Stickler spent about 30 years as a coal company manager with Beth Energy. Mines managed by Stickler were marked by worker injury rates that were double the national average, according to government data cited by the United Mine Workers union, also expected to make an appearance during the confirmation hearings. One of the mines he managed for 5 years had two fatalities during that time, they said.
In a letter sent to President Bush last week, the United Mine Workers asked for the withdrawal of Stickler's nomination.
"The foxes are guarding the henhouse, and the confirmation of Mr. Stickler would make matters worse for coal miners," the letter said, stating that a mine agency should not be managed by former coal company executives.
Stickler noted in his prepared testimony that his experience working in mines will only add to his determination in ensuring working safety. He recalled working underground in West Virginia in 1968 when a methane gas explosion in an adjacent mine killed 78 workers.

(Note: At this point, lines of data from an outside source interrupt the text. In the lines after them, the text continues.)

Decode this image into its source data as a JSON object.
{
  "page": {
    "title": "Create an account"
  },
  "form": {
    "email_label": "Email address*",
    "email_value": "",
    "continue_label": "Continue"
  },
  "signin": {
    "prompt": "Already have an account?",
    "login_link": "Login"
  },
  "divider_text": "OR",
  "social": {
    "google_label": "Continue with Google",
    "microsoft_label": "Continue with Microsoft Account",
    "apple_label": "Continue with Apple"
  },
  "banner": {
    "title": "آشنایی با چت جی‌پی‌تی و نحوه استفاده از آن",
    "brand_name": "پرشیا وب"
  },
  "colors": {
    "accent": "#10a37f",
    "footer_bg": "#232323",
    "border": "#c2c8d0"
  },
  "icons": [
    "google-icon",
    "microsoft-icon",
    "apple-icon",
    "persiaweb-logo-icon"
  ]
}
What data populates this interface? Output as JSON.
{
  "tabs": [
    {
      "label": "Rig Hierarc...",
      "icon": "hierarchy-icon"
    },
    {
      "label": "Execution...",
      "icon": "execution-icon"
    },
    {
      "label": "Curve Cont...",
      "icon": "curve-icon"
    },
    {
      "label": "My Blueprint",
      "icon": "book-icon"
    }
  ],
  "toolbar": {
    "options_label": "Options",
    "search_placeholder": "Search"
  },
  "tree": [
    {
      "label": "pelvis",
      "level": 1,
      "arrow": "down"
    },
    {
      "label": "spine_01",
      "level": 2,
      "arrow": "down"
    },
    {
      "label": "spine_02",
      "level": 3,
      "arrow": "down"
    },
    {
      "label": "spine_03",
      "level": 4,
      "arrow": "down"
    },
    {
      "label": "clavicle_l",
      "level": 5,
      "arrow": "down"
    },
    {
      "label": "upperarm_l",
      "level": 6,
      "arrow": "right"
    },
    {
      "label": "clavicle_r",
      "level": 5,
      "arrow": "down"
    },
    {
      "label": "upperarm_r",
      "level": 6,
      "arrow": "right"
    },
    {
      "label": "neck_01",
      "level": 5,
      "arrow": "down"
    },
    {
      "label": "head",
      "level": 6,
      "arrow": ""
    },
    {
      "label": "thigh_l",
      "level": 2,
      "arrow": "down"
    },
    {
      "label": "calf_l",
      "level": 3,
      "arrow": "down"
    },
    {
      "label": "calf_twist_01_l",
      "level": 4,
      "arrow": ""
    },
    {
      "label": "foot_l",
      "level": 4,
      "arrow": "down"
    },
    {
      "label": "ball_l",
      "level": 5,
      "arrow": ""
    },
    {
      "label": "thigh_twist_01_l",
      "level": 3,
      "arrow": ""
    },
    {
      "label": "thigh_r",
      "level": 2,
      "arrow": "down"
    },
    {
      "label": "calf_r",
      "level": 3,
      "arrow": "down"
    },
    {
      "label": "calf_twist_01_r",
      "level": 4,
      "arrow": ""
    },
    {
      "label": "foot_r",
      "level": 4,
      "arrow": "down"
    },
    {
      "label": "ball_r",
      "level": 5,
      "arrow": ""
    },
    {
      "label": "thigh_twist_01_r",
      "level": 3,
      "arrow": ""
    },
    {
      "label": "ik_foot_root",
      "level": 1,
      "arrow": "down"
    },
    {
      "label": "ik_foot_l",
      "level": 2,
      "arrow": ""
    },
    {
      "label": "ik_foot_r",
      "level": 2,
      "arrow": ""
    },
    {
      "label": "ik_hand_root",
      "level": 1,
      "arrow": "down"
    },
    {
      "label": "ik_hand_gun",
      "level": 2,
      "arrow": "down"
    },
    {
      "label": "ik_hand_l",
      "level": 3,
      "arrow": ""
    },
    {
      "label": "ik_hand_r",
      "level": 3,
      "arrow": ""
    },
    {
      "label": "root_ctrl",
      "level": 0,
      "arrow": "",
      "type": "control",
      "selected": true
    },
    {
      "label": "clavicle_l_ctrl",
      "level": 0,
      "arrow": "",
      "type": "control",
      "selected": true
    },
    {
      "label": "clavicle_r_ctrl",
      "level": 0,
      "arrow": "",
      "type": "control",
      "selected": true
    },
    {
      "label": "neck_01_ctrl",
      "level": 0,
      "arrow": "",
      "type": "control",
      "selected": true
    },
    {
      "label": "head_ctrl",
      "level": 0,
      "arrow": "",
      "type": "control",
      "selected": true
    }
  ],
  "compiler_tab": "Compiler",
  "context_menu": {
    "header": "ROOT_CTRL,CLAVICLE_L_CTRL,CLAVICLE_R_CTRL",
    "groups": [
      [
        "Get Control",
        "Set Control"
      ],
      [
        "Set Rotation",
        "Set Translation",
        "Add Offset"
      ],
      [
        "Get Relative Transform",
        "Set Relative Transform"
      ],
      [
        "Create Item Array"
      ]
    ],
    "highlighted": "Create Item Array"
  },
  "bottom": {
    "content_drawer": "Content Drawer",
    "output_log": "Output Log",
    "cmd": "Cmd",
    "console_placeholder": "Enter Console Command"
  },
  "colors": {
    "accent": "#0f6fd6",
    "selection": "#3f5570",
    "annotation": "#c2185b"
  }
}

"The sights and sounds of that experience, as well as other tragic mine accidents, will be with me as long as I live," he said.
Investigation Team Appointed
In other MSHA news, MSHA Jan. 31 announced the appointment of a team to investigate the underground coal mine fire at the Aracoma Alma Mine No. 1 in Melville, W.Va. Two miners were killed in a Jan. 19 fire at the mine.
"MSHA's investigation will look into the cause of the Alma Mine fire and any violations of safety and health standards," said David Dye, acting assistant secretary of labor for mine safety and health. "We will conduct a thorough investigation to ensure we find the root cause of this accident to help prevent similar accidents in the future."
An independent team of MSHA mine safety professionals nationwide will evaluate all aspects of the accident, including potential causes and compliance with federal health and safety standards. The team will examine the accident site, interview mine personnel and others with relevant information, review records and plans and inspect any mining equipment involved at the mine. A formal report issued by MSHA will summarize the findings and conclusions of the investigative team, identifying root causes of the accident and how the incident unfolded.
Any contributing violations of federal mine safety standards that may exist will be cited at the conclusion of the investigation.
Dye announced last week that Kenny Murray, MSHA district manager, Pikeville, Ky., is heading the team.
Murray has held a number of positions in his career with the agency, including special assistant to the administrator and assistant district manager. He has extensive experience in mine rescue and recovery operations and accident investigations.
Other team members include Michael Finnie, supervisory special investigator, Madisonville, Ky.; Anthony Webb, staff assistant, Pikeville, Ky.; Charles Pogue, roof control specialist, Prosperity, Pa.; Ronald Stahlhut, electrical specialist, Vincennes, Ind.; Anthony Burke, coal mine inspector, Whitesburg, Ky.; Dennis Beiter, supervisory mining engineer, Triadelphia, W.Va.; Derrick Tjernlund, mining engineer, Triadelphia, W.Va.; William Francart, fire protection engineer, Pittsburgh; and attorneys Keith Bell and Dan Barish, Department of Labor Solicitor's Office, Arlington, Va.
Since the initial hours of the incident, MSHA personnel have maintained a constant presence at the mine site, accompanying mine rescue teams underground, providing technical assistance and monitoring ongoing conditions at the mine.